START The data

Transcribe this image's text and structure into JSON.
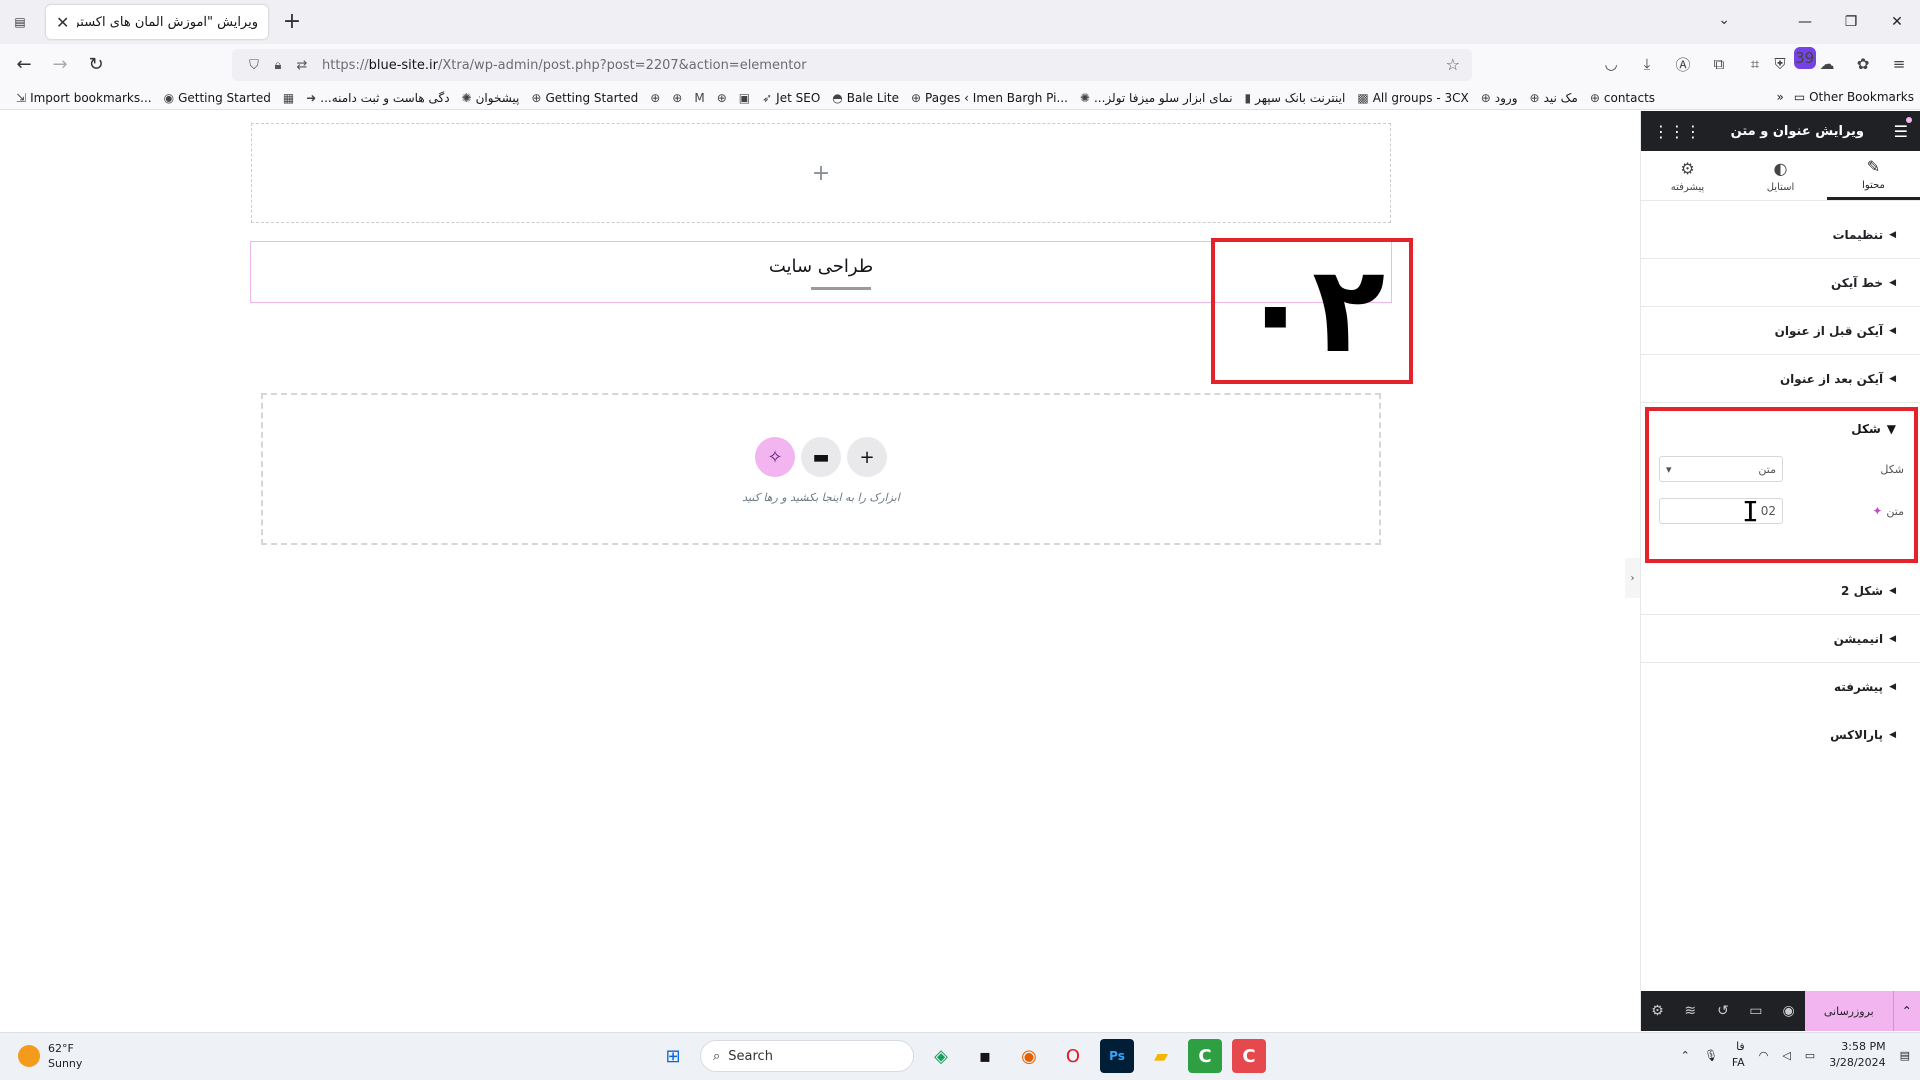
{
  "browser": {
    "tab_title": "ویرایش \"آموزش المان های اکسترا – ما",
    "url_prefix": "https://",
    "url_domain": "blue-site.ir",
    "url_path": "/Xtra/wp-admin/post.php?post=2207&action=elementor",
    "extensions_badge": "39",
    "bookmarks": [
      {
        "label": "Import bookmarks...",
        "icon": "import-icon"
      },
      {
        "label": "Getting Started",
        "icon": "firefox-icon"
      },
      {
        "label": "",
        "icon": "calendar-icon"
      },
      {
        "label": "...دگی هاست و ثبت دامنه",
        "icon": "arrow-icon"
      },
      {
        "label": "پیشخوان",
        "icon": "lion-icon"
      },
      {
        "label": "Getting Started",
        "icon": "globe-icon"
      },
      {
        "label": "",
        "icon": "globe-icon"
      },
      {
        "label": "",
        "icon": "globe-icon"
      },
      {
        "label": "",
        "icon": "gmail-icon"
      },
      {
        "label": "",
        "icon": "globe-icon"
      },
      {
        "label": "",
        "icon": "app-icon"
      },
      {
        "label": "Jet SEO",
        "icon": "rocket-icon"
      },
      {
        "label": "Bale Lite",
        "icon": "bale-icon"
      },
      {
        "label": "Pages ‹ Imen Bargh Pi...",
        "icon": "globe-icon"
      },
      {
        "label": "...نمای ابزار سلو میزفا تولز",
        "icon": "lion-icon"
      },
      {
        "label": "اینترنت بانک سپهر",
        "icon": "bank-icon"
      },
      {
        "label": "All groups - 3CX",
        "icon": "3cx-icon"
      },
      {
        "label": "ورود",
        "icon": "globe-icon"
      },
      {
        "label": "مک نید",
        "icon": "globe-icon"
      },
      {
        "label": "contacts",
        "icon": "globe-icon"
      }
    ],
    "other_bookmarks": "Other Bookmarks"
  },
  "canvas": {
    "heading_title": "طراحی سایت",
    "big_number": "۰۲",
    "drop_zone_text": "ابزارک را به اینجا بکشید و رها کنید"
  },
  "panel": {
    "header_title": "ویرایش عنوان و متن",
    "tabs": [
      {
        "label": "محتوا",
        "icon": "pencil-icon",
        "active": true
      },
      {
        "label": "استایل",
        "icon": "contrast-icon",
        "active": false
      },
      {
        "label": "پیشرفته",
        "icon": "gear-icon",
        "active": false
      }
    ],
    "sections_before": [
      {
        "label": "تنظیمات"
      },
      {
        "label": "خط آیکن"
      },
      {
        "label": "آیکن قبل از عنوان"
      },
      {
        "label": "آیکن بعد از عنوان"
      }
    ],
    "open_section": {
      "label": "شکل",
      "shape_label": "شکل",
      "shape_value": "متن",
      "text_label": "متن",
      "text_value": "02"
    },
    "sections_after": [
      {
        "label": "شکل 2"
      },
      {
        "label": "انیمیشن"
      },
      {
        "label": "پیشرفته"
      },
      {
        "label": "پارالاکس"
      }
    ],
    "publish_label": "بروزرسانی"
  },
  "taskbar": {
    "temperature": "62°F",
    "weather": "Sunny",
    "search_placeholder": "Search",
    "lang_top": "فا",
    "lang_bottom": "FA",
    "time": "3:58 PM",
    "date": "3/28/2024"
  },
  "colors": {
    "highlight_red": "#e4222a",
    "elementor_pink": "#f3b5f0",
    "panel_dark": "#1f2124"
  }
}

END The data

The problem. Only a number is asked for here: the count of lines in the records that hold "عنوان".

Answer below. 3